The next move sequence is a good illustration of Steve’s skill. The obvious option is “hf” since we are one good card away from claiming our first empty column. However, the downside of that move is polluting column 6. We would no longer able to perform the move “fa”. Assuming we connect the 8-7 of Hearts, this would also create a long-term problem of two Sevens in column 6 but no Sixes. This means if column 6 later becomes a junk pile, then we might have to start worrying about a shortage of Sevens. Therefore we might consider “fa,ha” instead. But this would be rather embarrassing if we turned a Nine.

Steve finds a good solution: noting that both Spade Nines are visible, he simply breaks the 9-8 of Spades in column 4 to form the “other” 9-8 of Spades in column 6. Now we get to have our anti-smoking song and sing it too since we will turn the last card in column 8 *before* committing ourselves to the move “fa”. Hence our best-so-far move is now “dh, df, hd”.

But Steve still isn’t done yet. He observes that he can shift some junk from column 4 to column 1. Since column 1 contains a King, we’re probably not turning over cards there any time soon. But there’s a chance we might get to shift the Q-Q-J-0 in column 4 if things go well. Admittedly this is a long shot, but no harm trying. In any case, Steve arrives at the following move sequence:

- Move: dh, df, da, ha → Kh

In my opinion, Steve has done everything right here – except the final card in column 8 nullified all his efforts to obtain an empty column ☹ Steve observes that the King is not completely useless. At least there is an option of splitting the Queens in column 3.

Again, now is a good time to take stock. How would you assess our chances? More specifically, let’s pretend we are playing a mash-up of Spider Solitaire, Backgammon and Among Us and consider the following questions:

- Would you rather be a crewmate or an impostor?
- Should you double?
- If you double then should your opponent(s) accept or refuse?

As usual, I have added a spoiler-blocker in case you wish to form your own conclusions before reading on.

Here is my analysis:

We have two turnovers, although one of them requires exposing an Ace and polluting column 10, our best chance of obtaining an empty column. We have fair chances of improving on our minimum guaranteed turnovers (I will leave computing the outs as an exercise for the reader).

It’s a pity we can’t quite perform the supermove “ah”. Despite Steve’s skilful play, there is a fundamental limit to how much awesomeness you can achieve when you don’t have an empty column! However, that is not a serious loss anyway. We are a long way from completing the Heart suit. We would almost certainly need an empty column before Hearts become a realistic possibility, but once we get an empty column there is a fair chance the K-Q-J-0 of Hearts will sort itself out anyway without us really trying or even noticing.

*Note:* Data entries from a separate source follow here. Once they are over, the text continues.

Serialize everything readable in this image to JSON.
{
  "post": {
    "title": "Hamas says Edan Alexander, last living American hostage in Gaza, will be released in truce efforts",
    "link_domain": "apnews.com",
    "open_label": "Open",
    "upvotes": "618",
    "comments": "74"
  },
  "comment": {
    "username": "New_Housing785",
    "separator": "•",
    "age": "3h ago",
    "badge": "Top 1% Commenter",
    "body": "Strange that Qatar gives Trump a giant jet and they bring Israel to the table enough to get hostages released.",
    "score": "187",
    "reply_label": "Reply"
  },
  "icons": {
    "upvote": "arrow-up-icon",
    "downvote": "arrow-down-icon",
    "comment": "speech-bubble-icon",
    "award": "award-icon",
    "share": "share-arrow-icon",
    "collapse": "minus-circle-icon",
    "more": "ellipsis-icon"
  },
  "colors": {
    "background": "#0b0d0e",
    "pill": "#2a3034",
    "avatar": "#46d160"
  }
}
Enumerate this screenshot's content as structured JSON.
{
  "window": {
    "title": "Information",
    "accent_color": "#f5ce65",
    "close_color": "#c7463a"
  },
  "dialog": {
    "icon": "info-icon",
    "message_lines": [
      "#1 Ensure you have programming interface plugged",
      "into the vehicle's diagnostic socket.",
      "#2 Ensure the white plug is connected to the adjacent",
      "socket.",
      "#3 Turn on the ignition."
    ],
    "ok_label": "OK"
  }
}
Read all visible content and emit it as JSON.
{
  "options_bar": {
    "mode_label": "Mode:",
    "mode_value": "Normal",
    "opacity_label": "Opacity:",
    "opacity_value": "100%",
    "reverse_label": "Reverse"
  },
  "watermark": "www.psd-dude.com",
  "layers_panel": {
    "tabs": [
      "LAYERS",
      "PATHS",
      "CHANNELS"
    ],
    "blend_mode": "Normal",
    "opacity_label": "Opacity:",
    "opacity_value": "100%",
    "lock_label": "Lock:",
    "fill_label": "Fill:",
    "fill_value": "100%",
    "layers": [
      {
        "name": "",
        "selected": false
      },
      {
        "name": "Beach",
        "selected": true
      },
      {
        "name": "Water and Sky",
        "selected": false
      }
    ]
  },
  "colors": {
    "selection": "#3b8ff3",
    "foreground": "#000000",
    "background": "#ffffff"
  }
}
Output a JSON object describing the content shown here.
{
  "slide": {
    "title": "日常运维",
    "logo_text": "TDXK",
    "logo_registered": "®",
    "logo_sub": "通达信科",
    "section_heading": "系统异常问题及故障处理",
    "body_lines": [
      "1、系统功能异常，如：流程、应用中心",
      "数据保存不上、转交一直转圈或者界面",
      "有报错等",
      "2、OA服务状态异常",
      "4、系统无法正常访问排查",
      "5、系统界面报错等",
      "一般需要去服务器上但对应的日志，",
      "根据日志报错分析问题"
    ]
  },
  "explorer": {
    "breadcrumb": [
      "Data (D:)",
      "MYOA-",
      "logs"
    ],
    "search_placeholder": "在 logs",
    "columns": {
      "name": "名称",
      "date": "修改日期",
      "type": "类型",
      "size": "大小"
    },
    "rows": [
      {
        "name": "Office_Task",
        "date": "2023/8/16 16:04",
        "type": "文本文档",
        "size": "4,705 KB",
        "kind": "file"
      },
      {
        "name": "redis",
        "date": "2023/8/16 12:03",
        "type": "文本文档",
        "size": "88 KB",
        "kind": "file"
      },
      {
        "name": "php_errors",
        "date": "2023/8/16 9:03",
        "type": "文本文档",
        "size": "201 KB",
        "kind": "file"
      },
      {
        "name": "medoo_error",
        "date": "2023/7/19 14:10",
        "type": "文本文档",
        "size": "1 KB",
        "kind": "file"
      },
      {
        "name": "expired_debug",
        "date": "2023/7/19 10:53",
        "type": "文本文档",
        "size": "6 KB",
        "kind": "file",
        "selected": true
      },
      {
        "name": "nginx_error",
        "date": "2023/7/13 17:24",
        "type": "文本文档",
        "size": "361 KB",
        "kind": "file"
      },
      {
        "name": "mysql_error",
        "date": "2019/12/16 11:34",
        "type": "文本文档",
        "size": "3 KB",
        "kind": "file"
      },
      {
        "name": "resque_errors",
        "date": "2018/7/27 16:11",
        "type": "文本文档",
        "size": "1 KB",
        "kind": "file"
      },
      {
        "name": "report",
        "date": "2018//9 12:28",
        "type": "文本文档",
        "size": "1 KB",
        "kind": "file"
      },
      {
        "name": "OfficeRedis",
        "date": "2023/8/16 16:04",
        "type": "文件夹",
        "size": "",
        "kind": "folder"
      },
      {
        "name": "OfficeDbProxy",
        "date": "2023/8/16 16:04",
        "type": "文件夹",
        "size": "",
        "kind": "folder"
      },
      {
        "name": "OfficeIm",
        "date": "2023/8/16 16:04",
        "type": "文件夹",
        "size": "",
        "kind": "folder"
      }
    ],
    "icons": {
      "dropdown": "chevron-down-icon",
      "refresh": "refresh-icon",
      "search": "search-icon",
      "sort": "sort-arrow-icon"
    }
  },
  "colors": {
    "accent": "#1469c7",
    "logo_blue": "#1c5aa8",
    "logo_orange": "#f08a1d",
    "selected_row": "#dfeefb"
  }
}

Although Steve has recovered somewhat after a poor start, I would rather be an Impostor than a Crewmate. But the difference is small and much will depend on the luck of the cards. I certainly wouldn’t be doubling the stakes any time soon (obviously I would expect an opponent to take a cube)